Find and copy each line of the data that includes "number".

□ □ □ □ □

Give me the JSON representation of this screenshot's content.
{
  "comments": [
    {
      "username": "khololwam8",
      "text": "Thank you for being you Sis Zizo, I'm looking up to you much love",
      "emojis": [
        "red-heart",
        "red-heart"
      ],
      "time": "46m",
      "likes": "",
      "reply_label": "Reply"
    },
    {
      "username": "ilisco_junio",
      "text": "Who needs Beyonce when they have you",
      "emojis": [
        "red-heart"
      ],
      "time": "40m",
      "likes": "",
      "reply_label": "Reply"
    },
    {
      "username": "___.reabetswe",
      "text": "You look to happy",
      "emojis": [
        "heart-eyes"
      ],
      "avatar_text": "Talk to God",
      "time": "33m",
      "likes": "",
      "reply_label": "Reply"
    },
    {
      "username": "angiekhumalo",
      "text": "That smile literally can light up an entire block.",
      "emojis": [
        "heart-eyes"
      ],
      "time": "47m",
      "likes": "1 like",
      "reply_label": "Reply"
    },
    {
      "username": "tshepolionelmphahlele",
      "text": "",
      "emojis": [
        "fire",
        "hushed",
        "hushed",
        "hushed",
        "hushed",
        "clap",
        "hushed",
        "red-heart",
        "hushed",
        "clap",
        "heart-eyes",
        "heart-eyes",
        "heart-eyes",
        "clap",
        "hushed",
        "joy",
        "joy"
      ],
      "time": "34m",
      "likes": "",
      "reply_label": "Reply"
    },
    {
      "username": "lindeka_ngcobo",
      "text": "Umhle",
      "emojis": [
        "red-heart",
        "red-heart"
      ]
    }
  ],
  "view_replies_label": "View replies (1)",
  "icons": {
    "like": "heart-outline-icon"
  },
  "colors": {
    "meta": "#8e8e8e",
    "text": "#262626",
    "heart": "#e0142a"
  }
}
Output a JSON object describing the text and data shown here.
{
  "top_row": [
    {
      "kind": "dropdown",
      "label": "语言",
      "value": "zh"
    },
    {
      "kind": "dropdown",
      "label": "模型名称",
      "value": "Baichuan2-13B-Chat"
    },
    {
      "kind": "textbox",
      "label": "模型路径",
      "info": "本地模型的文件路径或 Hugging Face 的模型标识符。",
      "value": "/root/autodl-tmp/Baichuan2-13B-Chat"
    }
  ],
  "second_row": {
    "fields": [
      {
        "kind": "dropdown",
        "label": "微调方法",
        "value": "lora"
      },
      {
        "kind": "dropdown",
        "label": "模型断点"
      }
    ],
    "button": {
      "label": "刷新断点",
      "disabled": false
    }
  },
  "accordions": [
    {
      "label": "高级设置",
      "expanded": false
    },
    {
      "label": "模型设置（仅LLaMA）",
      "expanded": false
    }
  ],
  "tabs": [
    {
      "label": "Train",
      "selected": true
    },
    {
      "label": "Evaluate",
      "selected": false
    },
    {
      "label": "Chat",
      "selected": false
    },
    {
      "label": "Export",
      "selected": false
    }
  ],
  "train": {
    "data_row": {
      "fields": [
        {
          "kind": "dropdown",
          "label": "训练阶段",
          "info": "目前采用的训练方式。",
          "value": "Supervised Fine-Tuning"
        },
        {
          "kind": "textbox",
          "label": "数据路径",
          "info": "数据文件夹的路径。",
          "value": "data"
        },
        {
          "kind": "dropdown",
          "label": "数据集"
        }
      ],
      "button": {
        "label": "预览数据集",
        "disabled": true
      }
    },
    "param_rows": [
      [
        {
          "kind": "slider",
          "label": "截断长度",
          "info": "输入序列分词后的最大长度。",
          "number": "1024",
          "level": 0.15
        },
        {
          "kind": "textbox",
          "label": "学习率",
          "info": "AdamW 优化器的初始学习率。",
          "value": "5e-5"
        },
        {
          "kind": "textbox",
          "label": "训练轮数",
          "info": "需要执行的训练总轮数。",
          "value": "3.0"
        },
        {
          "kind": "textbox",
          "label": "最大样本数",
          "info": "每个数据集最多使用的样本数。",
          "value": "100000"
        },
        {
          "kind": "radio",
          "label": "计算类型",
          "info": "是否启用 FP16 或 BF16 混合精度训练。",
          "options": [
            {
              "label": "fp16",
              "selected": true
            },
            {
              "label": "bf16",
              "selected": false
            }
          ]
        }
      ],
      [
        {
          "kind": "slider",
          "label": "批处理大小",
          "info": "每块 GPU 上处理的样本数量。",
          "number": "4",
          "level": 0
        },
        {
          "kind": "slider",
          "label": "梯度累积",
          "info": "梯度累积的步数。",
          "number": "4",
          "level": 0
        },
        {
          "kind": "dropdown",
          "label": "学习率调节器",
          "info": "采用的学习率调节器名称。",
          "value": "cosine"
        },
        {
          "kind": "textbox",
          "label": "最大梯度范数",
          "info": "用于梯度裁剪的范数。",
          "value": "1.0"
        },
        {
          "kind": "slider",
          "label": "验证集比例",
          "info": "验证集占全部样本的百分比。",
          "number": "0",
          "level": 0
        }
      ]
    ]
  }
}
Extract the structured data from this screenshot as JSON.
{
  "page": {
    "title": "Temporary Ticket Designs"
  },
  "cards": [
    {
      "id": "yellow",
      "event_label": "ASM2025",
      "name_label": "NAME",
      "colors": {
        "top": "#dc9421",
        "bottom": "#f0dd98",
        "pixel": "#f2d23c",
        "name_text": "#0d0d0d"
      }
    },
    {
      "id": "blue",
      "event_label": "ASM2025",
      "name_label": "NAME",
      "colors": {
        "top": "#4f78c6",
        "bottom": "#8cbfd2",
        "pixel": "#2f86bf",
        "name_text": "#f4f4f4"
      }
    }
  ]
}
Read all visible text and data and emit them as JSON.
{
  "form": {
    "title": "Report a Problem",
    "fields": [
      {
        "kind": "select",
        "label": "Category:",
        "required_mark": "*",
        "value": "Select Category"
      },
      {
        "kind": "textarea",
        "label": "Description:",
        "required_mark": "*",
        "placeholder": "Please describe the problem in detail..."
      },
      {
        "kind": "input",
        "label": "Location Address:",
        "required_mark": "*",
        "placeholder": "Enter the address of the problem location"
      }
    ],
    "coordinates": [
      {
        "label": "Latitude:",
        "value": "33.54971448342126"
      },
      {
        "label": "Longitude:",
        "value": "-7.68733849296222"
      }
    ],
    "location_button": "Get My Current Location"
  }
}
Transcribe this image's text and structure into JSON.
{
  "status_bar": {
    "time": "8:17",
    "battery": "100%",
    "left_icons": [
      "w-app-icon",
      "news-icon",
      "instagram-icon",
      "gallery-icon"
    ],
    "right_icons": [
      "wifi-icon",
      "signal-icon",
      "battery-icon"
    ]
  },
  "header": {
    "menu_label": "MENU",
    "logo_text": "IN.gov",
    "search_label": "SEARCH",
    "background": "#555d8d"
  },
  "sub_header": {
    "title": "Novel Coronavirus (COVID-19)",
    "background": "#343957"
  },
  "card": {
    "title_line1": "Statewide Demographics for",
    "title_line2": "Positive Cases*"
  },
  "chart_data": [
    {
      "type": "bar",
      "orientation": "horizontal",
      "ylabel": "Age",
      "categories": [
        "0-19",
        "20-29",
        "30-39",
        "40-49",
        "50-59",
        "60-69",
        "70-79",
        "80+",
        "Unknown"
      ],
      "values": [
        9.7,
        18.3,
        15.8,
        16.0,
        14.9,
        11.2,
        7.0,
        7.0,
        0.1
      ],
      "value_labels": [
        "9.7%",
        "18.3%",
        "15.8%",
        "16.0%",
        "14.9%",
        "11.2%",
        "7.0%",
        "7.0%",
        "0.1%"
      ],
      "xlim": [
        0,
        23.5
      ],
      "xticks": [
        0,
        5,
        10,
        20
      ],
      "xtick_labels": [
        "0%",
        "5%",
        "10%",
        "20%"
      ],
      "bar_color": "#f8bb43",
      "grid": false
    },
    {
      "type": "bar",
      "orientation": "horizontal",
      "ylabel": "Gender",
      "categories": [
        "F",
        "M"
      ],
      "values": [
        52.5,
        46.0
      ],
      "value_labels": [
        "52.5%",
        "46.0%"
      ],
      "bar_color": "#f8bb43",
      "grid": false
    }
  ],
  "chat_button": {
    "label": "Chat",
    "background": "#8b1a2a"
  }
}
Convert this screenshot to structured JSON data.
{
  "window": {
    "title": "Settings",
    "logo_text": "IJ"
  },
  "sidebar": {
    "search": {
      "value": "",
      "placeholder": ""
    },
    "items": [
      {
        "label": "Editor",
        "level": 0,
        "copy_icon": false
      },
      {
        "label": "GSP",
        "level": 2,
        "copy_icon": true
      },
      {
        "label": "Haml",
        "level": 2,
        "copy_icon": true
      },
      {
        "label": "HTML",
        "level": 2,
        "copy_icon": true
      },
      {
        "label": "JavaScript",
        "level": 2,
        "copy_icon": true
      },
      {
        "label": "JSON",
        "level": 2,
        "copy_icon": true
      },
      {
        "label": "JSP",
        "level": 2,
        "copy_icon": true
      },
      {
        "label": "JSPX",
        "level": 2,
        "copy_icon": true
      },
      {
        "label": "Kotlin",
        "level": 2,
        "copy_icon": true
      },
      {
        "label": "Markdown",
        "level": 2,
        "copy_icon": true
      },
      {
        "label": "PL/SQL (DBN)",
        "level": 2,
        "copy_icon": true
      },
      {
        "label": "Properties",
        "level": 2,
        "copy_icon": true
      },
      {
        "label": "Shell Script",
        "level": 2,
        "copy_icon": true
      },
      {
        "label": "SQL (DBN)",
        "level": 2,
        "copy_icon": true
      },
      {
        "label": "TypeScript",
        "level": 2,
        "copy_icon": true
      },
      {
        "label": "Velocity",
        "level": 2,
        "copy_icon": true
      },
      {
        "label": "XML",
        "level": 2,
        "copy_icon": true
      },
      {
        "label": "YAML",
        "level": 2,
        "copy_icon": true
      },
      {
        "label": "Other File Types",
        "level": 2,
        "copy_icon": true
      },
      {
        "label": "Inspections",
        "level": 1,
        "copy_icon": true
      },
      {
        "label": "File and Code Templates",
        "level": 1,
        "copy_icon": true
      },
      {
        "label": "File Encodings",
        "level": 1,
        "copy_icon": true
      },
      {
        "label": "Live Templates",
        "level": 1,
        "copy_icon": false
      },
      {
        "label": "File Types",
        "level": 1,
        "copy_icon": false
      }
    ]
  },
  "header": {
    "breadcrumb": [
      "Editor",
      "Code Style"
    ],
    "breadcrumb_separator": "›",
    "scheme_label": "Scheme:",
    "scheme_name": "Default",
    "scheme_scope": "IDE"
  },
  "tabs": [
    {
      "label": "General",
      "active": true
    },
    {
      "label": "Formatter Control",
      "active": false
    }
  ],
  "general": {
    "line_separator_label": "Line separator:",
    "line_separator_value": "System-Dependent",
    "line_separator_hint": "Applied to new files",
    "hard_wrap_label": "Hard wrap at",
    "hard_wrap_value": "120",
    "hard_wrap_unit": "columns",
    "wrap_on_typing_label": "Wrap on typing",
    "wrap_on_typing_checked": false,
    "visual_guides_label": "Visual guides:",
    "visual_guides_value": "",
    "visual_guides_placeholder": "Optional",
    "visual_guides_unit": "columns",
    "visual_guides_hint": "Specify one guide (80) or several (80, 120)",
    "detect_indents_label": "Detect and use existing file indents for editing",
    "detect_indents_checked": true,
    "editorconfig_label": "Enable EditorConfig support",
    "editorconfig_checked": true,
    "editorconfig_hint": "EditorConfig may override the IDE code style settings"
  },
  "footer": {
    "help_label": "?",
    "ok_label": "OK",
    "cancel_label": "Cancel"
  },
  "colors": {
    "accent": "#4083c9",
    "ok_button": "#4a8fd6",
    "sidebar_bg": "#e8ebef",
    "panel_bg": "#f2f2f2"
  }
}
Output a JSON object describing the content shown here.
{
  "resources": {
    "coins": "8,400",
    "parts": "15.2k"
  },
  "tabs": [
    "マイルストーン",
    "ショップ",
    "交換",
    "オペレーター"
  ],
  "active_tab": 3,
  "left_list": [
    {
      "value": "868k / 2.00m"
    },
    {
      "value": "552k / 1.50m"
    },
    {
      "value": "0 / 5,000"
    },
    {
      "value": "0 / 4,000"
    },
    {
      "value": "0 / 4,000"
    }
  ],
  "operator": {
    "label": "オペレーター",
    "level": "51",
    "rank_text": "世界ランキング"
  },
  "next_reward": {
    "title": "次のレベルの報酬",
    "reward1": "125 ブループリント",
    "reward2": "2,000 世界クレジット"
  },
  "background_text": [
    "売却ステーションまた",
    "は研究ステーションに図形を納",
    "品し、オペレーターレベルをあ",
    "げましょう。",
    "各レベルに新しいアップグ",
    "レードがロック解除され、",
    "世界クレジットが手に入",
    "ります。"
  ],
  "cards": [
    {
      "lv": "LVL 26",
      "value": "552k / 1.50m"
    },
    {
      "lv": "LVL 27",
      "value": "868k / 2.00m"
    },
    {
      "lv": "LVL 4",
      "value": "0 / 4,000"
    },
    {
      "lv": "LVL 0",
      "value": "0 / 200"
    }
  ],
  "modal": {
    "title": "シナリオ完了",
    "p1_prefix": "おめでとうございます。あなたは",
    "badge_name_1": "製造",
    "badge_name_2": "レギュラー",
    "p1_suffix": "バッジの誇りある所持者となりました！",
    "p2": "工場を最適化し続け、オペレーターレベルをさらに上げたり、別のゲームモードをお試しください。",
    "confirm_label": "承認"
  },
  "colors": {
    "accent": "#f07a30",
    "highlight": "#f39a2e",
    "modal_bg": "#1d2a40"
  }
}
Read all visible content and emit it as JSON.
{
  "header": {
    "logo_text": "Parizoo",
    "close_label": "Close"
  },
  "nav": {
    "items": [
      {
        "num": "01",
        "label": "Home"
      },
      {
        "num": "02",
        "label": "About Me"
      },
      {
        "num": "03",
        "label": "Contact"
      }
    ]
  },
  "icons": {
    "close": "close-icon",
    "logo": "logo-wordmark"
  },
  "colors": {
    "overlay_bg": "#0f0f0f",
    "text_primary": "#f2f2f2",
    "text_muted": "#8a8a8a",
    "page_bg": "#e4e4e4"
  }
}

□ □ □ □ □

Solution for this task
          "number": "1024",
          "number": "4",
          "number": "4",
          "number": "0",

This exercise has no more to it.